“Ninety-five percent of all security incidents involve human error, according to IBM’s 2014 Cyber Security Intelligence Index.

This year alone, enterprises will spend $8 billion on cyber security, but these initiatives are often useless in preventing an engineer from misconfiguring a firewall or forgetting to patch a security vulnerability on a new server. Manual work is risk, and manual security work is a disaster waiting to happen.” – Stephanie Tayengco

Gabby Nizri, CEO, Ayehu

Nizri is worried about the rising number of security breaches. According to the ISACA 2015 Global Cybersecurity Status Report, 781 publicized cyber security breaches resulted in 169 million personal records being exposed.

Well-known companies like BlueCross, Harvard and Target were involved, making it clear that even the most sophisticated and well-funded security departments aren’t safe. Even so, only 38% of organizations across the globe can confidently say they are prepared to handle a sophisticated cyber-attack. Because of this, Nizri urges you to automate.
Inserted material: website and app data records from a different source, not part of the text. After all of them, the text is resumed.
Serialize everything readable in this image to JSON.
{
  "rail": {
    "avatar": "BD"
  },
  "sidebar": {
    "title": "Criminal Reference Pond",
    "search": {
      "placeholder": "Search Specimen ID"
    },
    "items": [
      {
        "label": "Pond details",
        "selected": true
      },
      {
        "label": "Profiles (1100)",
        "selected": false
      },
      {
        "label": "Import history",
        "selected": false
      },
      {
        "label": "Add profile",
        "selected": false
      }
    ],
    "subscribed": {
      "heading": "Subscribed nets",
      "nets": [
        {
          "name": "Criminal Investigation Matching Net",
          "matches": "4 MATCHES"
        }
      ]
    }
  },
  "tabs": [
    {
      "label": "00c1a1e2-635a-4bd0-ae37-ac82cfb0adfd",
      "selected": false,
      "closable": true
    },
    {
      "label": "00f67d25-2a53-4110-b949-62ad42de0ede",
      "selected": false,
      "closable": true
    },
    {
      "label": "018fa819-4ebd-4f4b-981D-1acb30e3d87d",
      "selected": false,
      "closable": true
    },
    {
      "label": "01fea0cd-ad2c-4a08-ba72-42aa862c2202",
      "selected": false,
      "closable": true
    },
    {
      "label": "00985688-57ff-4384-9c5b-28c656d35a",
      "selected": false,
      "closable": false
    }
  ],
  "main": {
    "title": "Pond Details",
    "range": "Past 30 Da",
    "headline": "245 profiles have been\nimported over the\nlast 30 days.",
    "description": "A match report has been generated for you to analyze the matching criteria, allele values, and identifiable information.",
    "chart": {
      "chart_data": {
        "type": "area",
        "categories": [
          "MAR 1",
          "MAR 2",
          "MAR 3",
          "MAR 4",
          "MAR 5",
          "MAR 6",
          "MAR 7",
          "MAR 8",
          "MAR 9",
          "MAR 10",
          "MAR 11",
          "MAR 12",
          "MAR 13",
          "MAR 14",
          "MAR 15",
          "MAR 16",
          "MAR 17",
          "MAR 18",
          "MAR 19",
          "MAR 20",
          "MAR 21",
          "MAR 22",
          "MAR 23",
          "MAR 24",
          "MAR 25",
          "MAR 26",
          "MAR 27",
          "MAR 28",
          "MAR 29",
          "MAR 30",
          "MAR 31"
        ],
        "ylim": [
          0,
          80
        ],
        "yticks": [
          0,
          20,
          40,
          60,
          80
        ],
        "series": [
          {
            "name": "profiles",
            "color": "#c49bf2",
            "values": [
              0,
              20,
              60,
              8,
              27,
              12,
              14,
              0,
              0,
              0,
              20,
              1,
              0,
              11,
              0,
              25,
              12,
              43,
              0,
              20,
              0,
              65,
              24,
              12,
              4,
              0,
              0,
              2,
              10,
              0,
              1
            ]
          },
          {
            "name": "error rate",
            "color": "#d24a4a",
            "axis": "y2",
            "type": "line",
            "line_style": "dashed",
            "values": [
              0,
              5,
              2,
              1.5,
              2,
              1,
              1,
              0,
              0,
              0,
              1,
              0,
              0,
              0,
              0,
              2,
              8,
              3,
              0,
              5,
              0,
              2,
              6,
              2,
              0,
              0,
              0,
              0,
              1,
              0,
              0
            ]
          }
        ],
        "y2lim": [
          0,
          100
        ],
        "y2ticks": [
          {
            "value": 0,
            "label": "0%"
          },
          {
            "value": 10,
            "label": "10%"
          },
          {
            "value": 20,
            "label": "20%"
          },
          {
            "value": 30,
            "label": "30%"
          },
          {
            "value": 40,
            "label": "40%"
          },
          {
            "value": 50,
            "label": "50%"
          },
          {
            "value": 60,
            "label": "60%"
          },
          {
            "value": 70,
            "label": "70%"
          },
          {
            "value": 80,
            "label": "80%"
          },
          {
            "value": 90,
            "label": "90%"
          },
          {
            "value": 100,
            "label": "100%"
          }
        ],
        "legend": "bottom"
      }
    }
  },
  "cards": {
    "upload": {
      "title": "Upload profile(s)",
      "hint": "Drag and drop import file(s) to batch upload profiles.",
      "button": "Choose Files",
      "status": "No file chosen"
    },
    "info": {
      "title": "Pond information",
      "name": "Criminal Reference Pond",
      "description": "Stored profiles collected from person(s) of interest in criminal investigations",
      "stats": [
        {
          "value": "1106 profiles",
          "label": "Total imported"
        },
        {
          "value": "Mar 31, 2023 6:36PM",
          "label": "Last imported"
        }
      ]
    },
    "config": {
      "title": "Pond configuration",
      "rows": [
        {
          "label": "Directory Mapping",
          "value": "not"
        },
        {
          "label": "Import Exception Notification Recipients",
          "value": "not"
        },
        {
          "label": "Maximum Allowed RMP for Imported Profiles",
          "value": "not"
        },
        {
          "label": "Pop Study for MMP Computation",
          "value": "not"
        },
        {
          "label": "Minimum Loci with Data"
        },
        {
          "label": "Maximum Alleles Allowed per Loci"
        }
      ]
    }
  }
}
“Simply put, IT personnel are no match for such intensive, sustained attacks. Not only are humans incapable of keeping up with the sheer volume of incoming threats, but their ability to make quick and highly-impactful decisions to manually address such an attack is equally inefficient.

This is why automation is becoming such a powerful and effective component of cyber security incident response. To combat the onslaught of incoming threats, organizations must employ an army of equivalent strength and sophistication.” – Gabby Nizri

Danelle Au, VP of Strategy and Marketing at SafeBreach

Automation isn’t all about just avoiding mistakes. Au cites instances where automation makes an IT department more agile, and improves processes such as application delivery.

For the private cloud environment, applications and desktops are being virtualized at an faster than ever before. According to Au, As the number of virtual machines (VMs) increases, automation and orchestration is no longer a “nice to have.”

“The ability to translate complex business and organization goals into a set of automated data center workflows is critical to not slowing down the application delivery process. It is also an essential part of making compliance and security requirements a lot easier to manage in a very dynamic environment.

To fully realize the promise of private clouds or software defined data centers (as VMware defines it), the traditional IT infrastructure — in particular network security — needs to transform into agile and adaptive end-to-end automated processes.” – Danielle Au

Brian Dye, VP of Intel Security Group

A recent ESG study noted that 46% of organizations said they have a “problematic shortage” of cybersecurity skills—up from 28% just a year ago. That means the development of these skills in IT personnel isn’t improving at a rate needed to keep up with threats.

One-third of those respondents said their biggest gap was with cloud security specialists. According to Dye, this is the reason security automation is important, as well for working with SDN technologies and responding to breaches.

“As organizations explore software defined networking (SDN), they see a need for more automation skills, as security policy must co-exist with the orchestration to fully exploit an SDN environment. These skills become especially important as virtualization expands beyond servers and into networks and storage.” – Brian Dye

Network security automation is important for many reasons – the risks associated with manual processes, adaptation to new technologies, the agility of the cloud, and the race to keep up the skills needed in personnel to use new emerging technologies.

Creating the proper mix of skillsets, automation and processes will provide IT leaders with the security confidence they need moving forward.

SMSEagle is Hardware SMS gateway to send and receive SMS text messages. To find out how we can help support your network security program, check out our online store.

Megan has been writing about enterprise technology, data, infosecurity and environmental technology for several years. Tweet her @MeganRoseM, or check out her blog: www.meganmorreale.com.